By: Kaizad Irani ’22
This summer, I am currently working as a remote intern with the Alliance for Peacebuilding (AfP). They are a nonpartisan network of 120+ international organizations working to end violence and promote peace around the world. AfP advocates for conflict prevention in legislation, utilizes data to advance research in the peacebuilding field, and mobilizes the public by hosting events such as PeaceCon, the largest annual peacebuilding conference in the U.S. As an intern, I am researching AfP’s network of members and creating a data visualization that shows their global impact.
During my time at Davidson, I became interested in leveraging the power of data and technology in fields like international studies and political science. The courses at Davidson helped improve my quantitative and qualitative abilities in better understanding and questioning the world around me. Some of my favorite courses included CSC 110 “Data Science and Society,” where I learned R and created a research poster exploring democracy and governance in the Middle East. In that course, I applied both data science and political science skills towards finding governance and public opinion trends in the Arab World and presented my findings to my peers and professors at Davidson’s Verna Miller Case Symposium. In addition, as part of TheGovLab@Davidson, I conducted data-focused research exploring the effectiveness of the United Nations and other international, intergovernmental organizations. My internship with AfP closely aligns with my academic interests and provides me the opportunity to apply my understanding of data analytics and global studies in a professional setting.
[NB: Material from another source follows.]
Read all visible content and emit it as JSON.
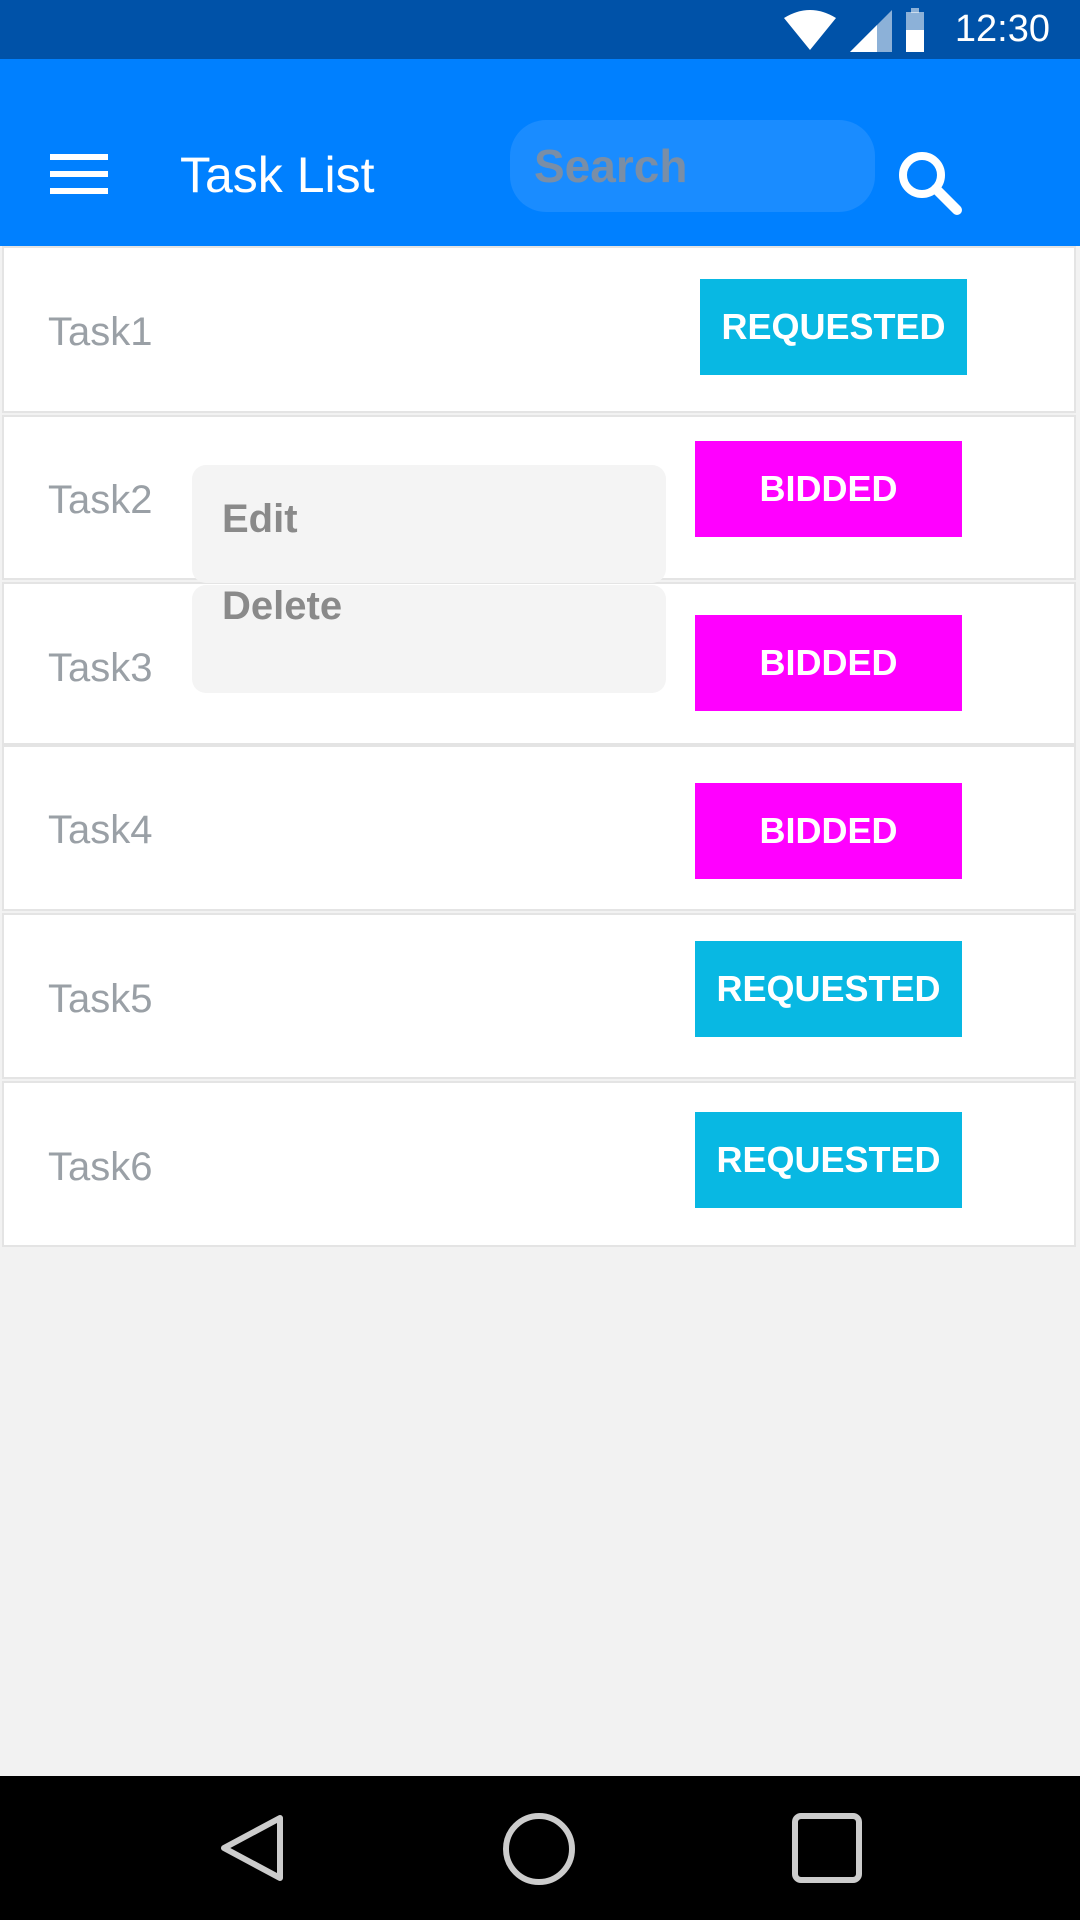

This opportunity was made possible by the Center for Career Development (CCD) and the Dean Rusk International Studies Programs. Coming into Davidson, I (like most students) was unsure of what I wanted to study and my career path. That spring, I went on the CCD’s DC Career Trek, a spring break trip to the nation’s capital where we visited various think-tanks, government agencies, and political organizations. From that trip, I learned about networking and connected with Davidson alumni working in fields such as political economics, governmental affairs, political lobbying, and international relations. I also got involved with the Dean Rusk Program during my first year at Davidson, through which I have had the chance to attend numerous teatime discussions, cultural events, and academic lectures related to a variety of international issues and topics. I am grateful for Ms. Jane Zimmerman, the Director of the Dean Rusk Program, and for the vast number of connections available through Davidson College which helped me obtain my internship.
Finally, I am thankful for receiving the Locke White Jr. grant through the CCD. My summer experience would not be possible without their generous funding and I am fortunate enough to have this internship where I am working towards creating a tangible and meaningful product that will impact the future of effective peacebuilding.